All around Magus, people were arguing, trying to smuggle on board Latvian crown jewels, collections of sacrificial daggers, and wardrobes full of elderly ladies’ figure-belying intelligent underwear. God’s-Wound was arguing with a woman who insisted that Prodigal Son divert twelve light years to her winter chalet habitat on Dry Aspen, while Unity, Magus’ elder sister, was yelling so loudly at a gaggle of couturists in the Llewellyn-Revilla retinue that her mood-sensitive dress was a mass of crashing thunderheads. Not only guests, but also staff were leaving the South End settlement. South End Mount Ararat had been home for some time to a gravitational health spa for the credulously wealthy; nevertheless, the spa’s staff had been allocated as much space on Prodigal Son as the spa’s customers, and being treated on the same level as those who had previously served them was presenting conceptual difficulties for some of the former patrons.
“Do you think it’ll be safer on New Earth?” said one of the aristos’ adherents; and what she was actually asking Magus, pleading with her eyes, was Say something to make everything magically all right.
“God will provide,” he said, and realized instantly that he’d said the wrong thing. The dinnerplate-sized upside-down pentagram tattooed on her face should have provided a clue; she was one of the retinue of Milton Ariel, the popular telesatanist. She scowled at him and kissed the inverted cross pendant at her throat.
“Where’s your god now,” she said.

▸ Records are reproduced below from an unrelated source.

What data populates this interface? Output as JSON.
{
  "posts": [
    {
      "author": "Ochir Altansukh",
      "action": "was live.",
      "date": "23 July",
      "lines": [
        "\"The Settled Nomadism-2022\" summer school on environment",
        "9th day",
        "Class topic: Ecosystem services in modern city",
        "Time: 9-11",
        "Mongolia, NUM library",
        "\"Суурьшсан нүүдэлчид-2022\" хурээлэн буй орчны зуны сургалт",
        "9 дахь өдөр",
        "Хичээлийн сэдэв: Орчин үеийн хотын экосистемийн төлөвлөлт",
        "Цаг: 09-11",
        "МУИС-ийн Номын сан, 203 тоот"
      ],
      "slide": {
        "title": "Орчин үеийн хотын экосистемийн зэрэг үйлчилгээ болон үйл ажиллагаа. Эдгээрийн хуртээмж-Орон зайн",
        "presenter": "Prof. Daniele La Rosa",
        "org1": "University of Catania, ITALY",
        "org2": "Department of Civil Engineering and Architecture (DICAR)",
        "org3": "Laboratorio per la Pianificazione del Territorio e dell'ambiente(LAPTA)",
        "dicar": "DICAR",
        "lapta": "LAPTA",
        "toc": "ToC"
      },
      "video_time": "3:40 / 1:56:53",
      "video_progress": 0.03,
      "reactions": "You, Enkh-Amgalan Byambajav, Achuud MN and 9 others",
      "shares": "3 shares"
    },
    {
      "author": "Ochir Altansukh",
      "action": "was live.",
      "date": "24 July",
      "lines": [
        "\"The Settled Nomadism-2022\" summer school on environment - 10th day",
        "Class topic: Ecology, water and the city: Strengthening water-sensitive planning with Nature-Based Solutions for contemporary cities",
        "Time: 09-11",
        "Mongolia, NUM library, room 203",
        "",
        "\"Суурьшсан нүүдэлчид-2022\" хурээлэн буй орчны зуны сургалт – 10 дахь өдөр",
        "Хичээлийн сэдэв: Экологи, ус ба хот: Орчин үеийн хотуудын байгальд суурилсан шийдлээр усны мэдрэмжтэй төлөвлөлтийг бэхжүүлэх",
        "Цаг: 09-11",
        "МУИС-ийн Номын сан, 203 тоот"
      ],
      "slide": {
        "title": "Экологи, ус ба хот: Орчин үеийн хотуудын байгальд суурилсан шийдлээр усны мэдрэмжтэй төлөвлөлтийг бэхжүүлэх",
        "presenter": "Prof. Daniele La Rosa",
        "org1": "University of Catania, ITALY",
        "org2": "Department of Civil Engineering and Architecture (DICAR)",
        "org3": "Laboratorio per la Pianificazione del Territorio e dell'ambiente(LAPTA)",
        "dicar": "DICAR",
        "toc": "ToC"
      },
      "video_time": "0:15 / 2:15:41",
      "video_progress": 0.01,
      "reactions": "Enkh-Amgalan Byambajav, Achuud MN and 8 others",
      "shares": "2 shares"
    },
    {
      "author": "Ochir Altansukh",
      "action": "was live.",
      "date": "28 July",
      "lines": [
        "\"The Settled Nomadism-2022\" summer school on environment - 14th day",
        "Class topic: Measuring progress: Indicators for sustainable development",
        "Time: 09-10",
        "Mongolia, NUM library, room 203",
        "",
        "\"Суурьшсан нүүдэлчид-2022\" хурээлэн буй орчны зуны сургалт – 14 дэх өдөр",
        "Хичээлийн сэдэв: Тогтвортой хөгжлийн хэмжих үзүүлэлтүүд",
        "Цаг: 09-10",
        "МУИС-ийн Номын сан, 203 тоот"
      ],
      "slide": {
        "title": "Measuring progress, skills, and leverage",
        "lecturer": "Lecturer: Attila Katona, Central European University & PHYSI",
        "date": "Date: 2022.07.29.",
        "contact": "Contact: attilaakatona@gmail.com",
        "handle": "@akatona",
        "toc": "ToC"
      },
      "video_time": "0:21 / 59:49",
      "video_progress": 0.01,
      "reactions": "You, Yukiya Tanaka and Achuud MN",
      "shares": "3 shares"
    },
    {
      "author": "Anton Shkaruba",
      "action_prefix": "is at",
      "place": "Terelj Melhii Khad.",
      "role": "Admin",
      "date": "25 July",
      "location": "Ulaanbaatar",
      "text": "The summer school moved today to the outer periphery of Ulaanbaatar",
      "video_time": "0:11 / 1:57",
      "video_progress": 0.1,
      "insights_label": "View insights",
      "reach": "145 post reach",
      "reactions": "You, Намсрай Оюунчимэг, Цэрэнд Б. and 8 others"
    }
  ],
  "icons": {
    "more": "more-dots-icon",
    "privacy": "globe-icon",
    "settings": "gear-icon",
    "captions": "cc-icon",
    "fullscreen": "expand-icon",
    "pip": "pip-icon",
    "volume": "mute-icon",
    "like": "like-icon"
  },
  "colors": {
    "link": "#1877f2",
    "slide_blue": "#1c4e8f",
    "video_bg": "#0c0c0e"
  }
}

Magus kissed his own crucifix back, but refrained from telling her the most secret and unexpected of the many places his omnipresent god was currently occupying.